§ **Data about app and page elements**

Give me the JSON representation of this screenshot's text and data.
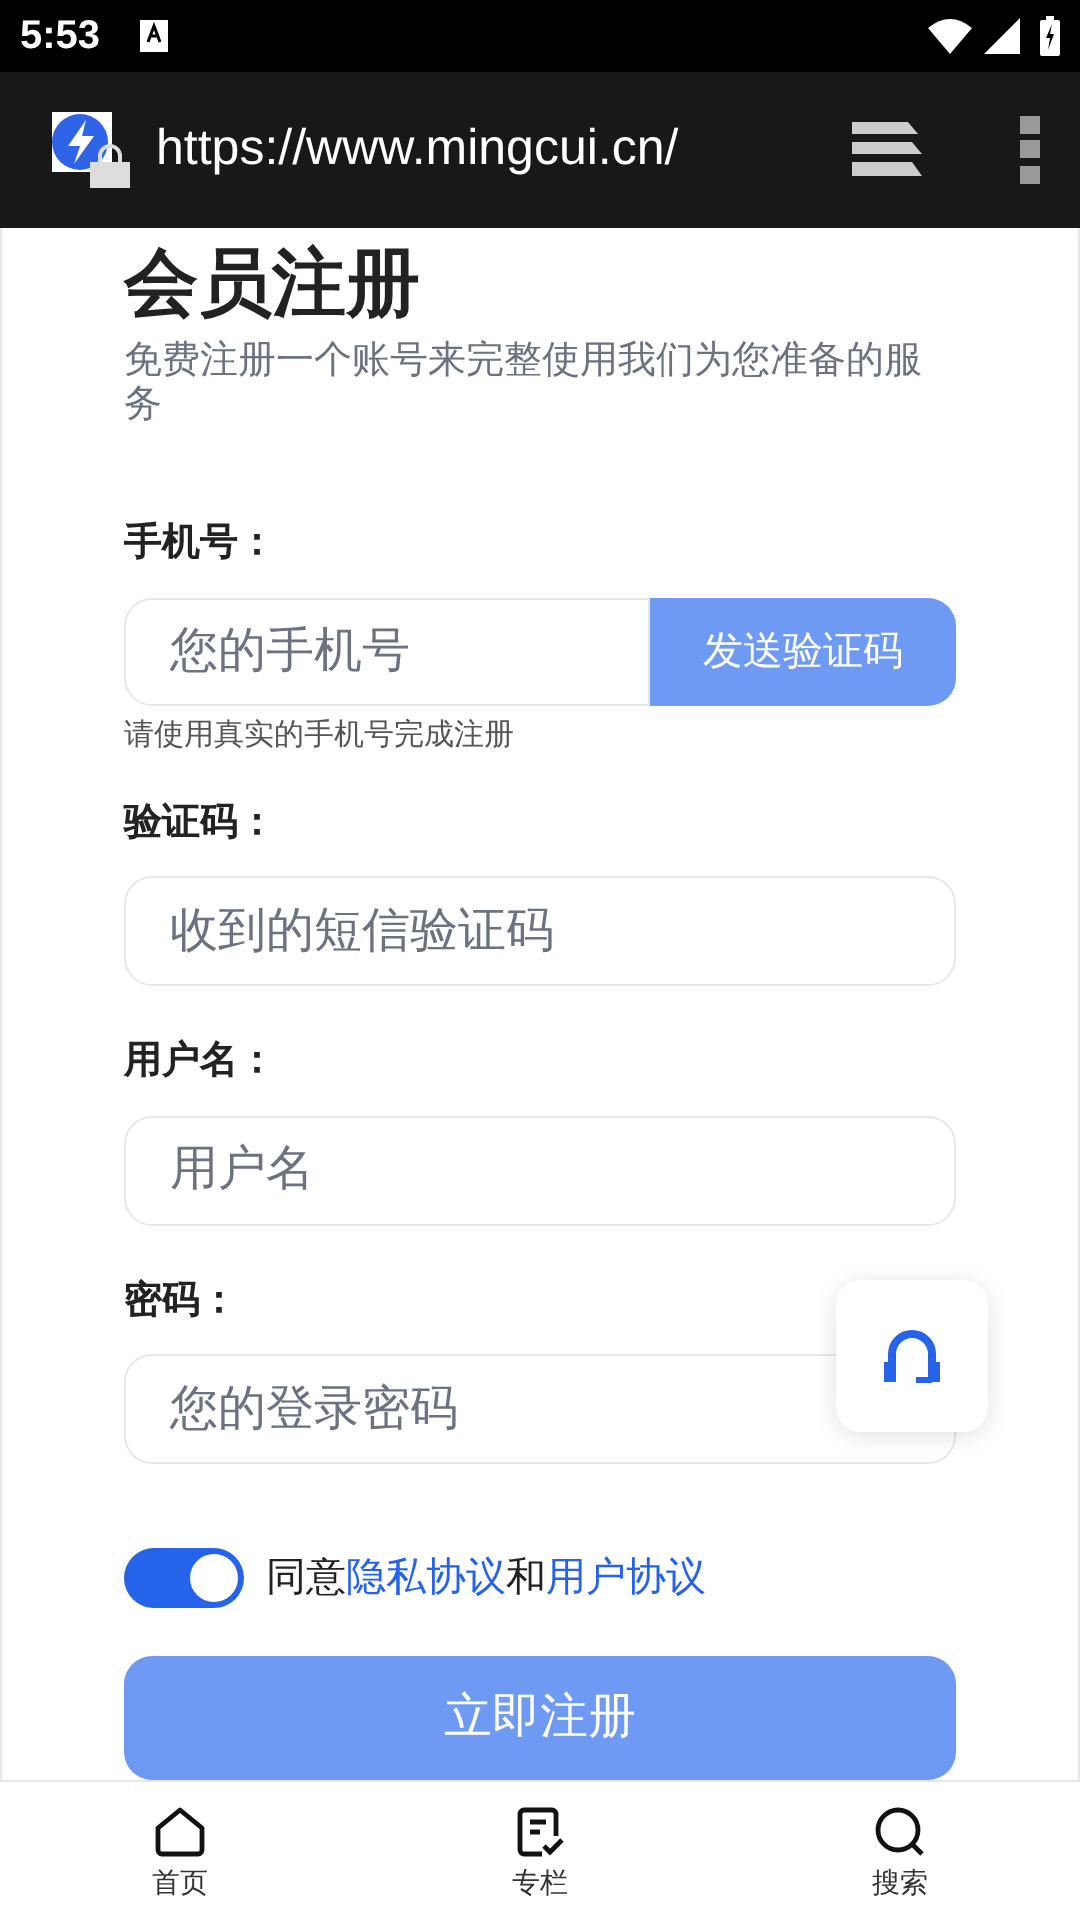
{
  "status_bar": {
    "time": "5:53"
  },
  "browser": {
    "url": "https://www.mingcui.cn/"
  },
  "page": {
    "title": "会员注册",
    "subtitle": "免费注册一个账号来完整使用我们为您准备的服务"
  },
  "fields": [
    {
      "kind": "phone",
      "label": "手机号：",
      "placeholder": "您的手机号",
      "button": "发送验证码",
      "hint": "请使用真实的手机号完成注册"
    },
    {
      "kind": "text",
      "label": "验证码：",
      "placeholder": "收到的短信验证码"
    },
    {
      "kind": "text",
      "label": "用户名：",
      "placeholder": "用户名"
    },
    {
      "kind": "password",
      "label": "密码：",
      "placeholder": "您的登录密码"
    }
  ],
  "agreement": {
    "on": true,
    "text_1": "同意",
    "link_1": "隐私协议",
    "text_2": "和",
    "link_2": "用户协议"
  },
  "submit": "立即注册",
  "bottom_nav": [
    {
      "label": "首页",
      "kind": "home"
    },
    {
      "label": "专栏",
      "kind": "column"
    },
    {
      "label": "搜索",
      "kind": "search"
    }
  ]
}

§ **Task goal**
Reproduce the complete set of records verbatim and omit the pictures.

§ **Answer to this task**
Give me the JSON representation of this screenshot's text and data.
{
  "status_bar": {
    "time": "5:53"
  },
  "browser": {
    "url": "https://www.mingcui.cn/"
  },
  "page": {
    "title": "会员注册",
    "subtitle": "免费注册一个账号来完整使用我们为您准备的服务"
  },
  "fields": [
    {
      "kind": "phone",
      "label": "手机号：",
      "placeholder": "您的手机号",
      "button": "发送验证码",
      "hint": "请使用真实的手机号完成注册"
    },
    {
      "kind": "text",
      "label": "验证码：",
      "placeholder": "收到的短信验证码"
    },
    {
      "kind": "text",
      "label": "用户名：",
      "placeholder": "用户名"
    },
    {
      "kind": "password",
      "label": "密码：",
      "placeholder": "您的登录密码"
    }
  ],
  "agreement": {
    "on": true,
    "text_1": "同意",
    "link_1": "隐私协议",
    "text_2": "和",
    "link_2": "用户协议"
  },
  "submit": "立即注册",
  "bottom_nav": [
    {
      "label": "首页",
      "kind": "home"
    },
    {
      "label": "专栏",
      "kind": "column"
    },
    {
      "label": "搜索",
      "kind": "search"
    }
  ]
}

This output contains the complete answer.